I took a few ideas from the February issue of Parent’s Magazine and put our own spin on them for Marley’s Valentine’s Day crafts. We used the following supplies:
Some items are not visible in the photo including pink yarn, pink construction paper, red construction paper, a paper plate for the paint, and some markers.
I used the ruler and pencil to mark and cut a square from the watercolor paper then drew a light 2×2 grid as a guide for her. The two extra rectangles were used for the bookmarks. After mixing the pink and red watercolors she painted two squares pink, two squares red, then did her own thing on the bookmark papers. While we let the watercolors dry we did the handprint hearts.
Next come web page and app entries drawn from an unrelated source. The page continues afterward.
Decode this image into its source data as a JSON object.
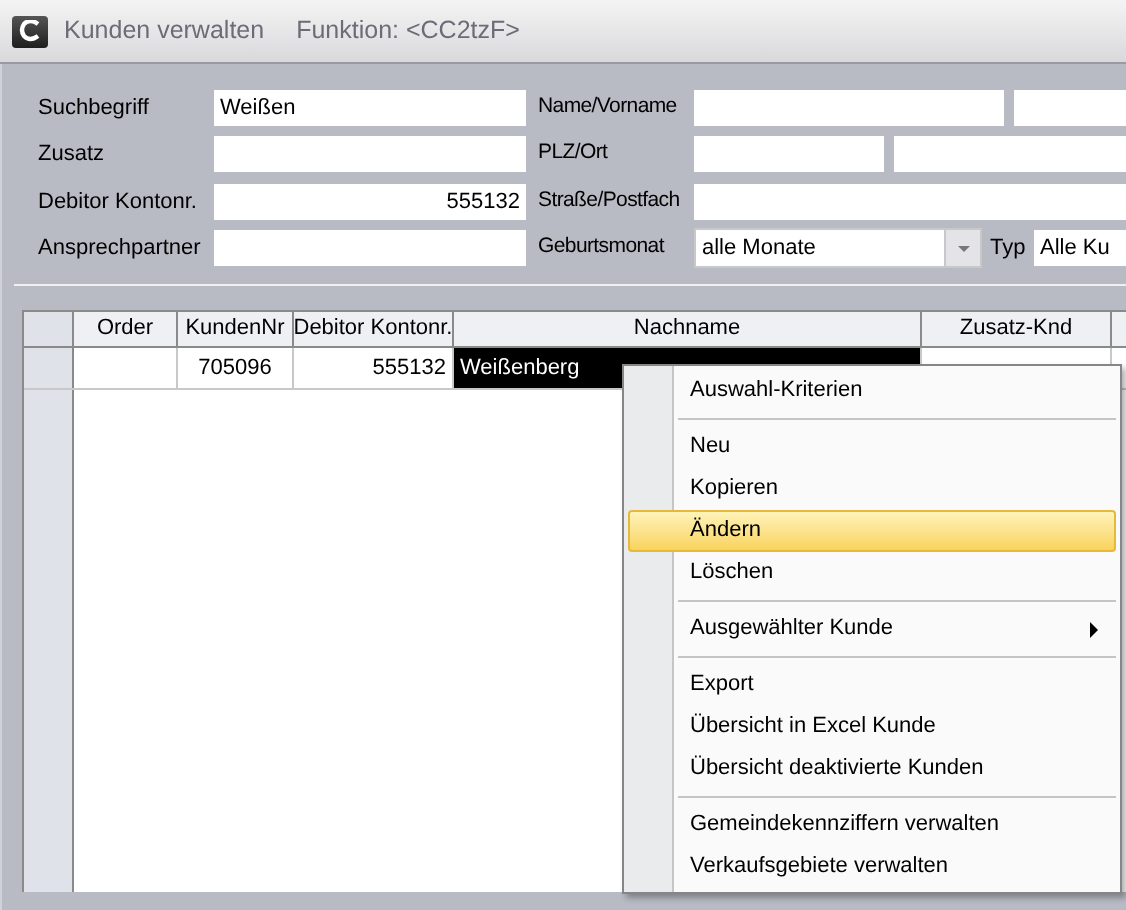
{
  "window": {
    "title": "Kunden verwalten",
    "function_label": "Funktion: <CC2tzF>"
  },
  "form": {
    "rows": [
      {
        "label": "Suchbegriff",
        "value": "Weißen",
        "label2": "Name/Vorname",
        "kind": "split"
      },
      {
        "label": "Zusatz",
        "label2": "PLZ/Ort",
        "kind": "split"
      },
      {
        "label": "Debitor Kontonr.",
        "value": "555132",
        "right_aligned": true,
        "label2": "Straße/Postfach",
        "kind": "single"
      },
      {
        "label": "Ansprechpartner",
        "label2": "Geburtsmonat",
        "kind": "combo",
        "value2": "alle Monate",
        "label3": "Typ",
        "value3": "Alle Ku"
      }
    ]
  },
  "table": {
    "columns": [
      "Order",
      "KundenNr",
      "Debitor Kontonr.",
      "Nachname",
      "Zusatz-Knd"
    ],
    "rows": [
      {
        "cells": [
          null,
          "705096",
          "555132",
          "Weißenberg",
          null
        ],
        "selected_cell": true
      }
    ]
  },
  "context_menu": {
    "groups": [
      [
        {
          "label": "Auswahl-Kriterien",
          "selected": false,
          "submenu": false
        }
      ],
      [
        {
          "label": "Neu",
          "selected": false,
          "submenu": false
        },
        {
          "label": "Kopieren",
          "selected": false,
          "submenu": false
        },
        {
          "label": "Ändern",
          "selected": true,
          "submenu": false
        },
        {
          "label": "Löschen",
          "selected": false,
          "submenu": false
        }
      ],
      [
        {
          "label": "Ausgewählter Kunde",
          "selected": false,
          "submenu": true
        }
      ],
      [
        {
          "label": "Export",
          "selected": false,
          "submenu": false
        },
        {
          "label": "Übersicht in Excel Kunde",
          "selected": false,
          "submenu": false
        },
        {
          "label": "Übersicht deaktivierte Kunden",
          "selected": false,
          "submenu": false
        }
      ],
      [
        {
          "label": "Gemeindekennziffern verwalten",
          "selected": false,
          "submenu": false
        },
        {
          "label": "Verkaufsgebiete verwalten",
          "selected": false,
          "submenu": false
        }
      ]
    ]
  }
}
We traced four of her hands, three for the door hanger and one for Daddy’s card. We folded one piece of each colored construction paper in half and traced her hand on them with her thumb and index fingers touching the folded edge. Then I cut all four out, let her decorate them, and punched two holes in each. After the papers were dry we used the toilet paper roll to stamp the acrylic paint on them, we had to squash the heart a bit for it to fit on the bookmarks.
Finally, once everything was dry I punched a hole in each corner of the hearts picture, and the tops of the bookmarks. I cut some pink yarn and threaded it through the picture and hands. Viola!
Marley and I made some play dough the other day and I thought I would share the recipe. I remember my parents making us homemade playdough as a kid but it was always so salty, smelled really funny, and wasn’t the same texture as actual playdough. This recipe turned out great and we will soon be making more colors!
You will need:
- 1 cup flour
- ¼ cup salt
- 1 tbsp cream of tartar
- 1 tbsp vegetable oil
- ¾ cup water
- food coloring (optional)
- vegetable glycerin (optional)
Put water on stove top to boil. Meanwhile, mix all dry ingredients and vegetable oil in a large mixing bowl. Add food coloring to water once boiling and pour about half of it into the bowl. Mix while adding small increments of the water until it becomes a combined, sticky dough. Add glycerin, mix, and allow to set to cool. The glycerin helps prevent sticky while adding some shine.
Once cooled knead the dough for at least 4-5 minutes. Do not skimp on this part as it is the most important part of the process! Just keep kneading until it is the right consistency. If you find the dough is still sticky you’ve added just a hair too much water. Add a tiny bit more flour and continue kneading. Once it is the perfect consistency it’s ready for play! Store in an air-tight container for up to six months. We store ours in a ziplock bag and keep it in the pantry. Be sure to rinse hands after play, as the flour can leave a dry texture behind. It is also a good idea to wash hands before play to prevent bacteria and dirt from getting into the playdough; just so it lasts longer. Enjoy!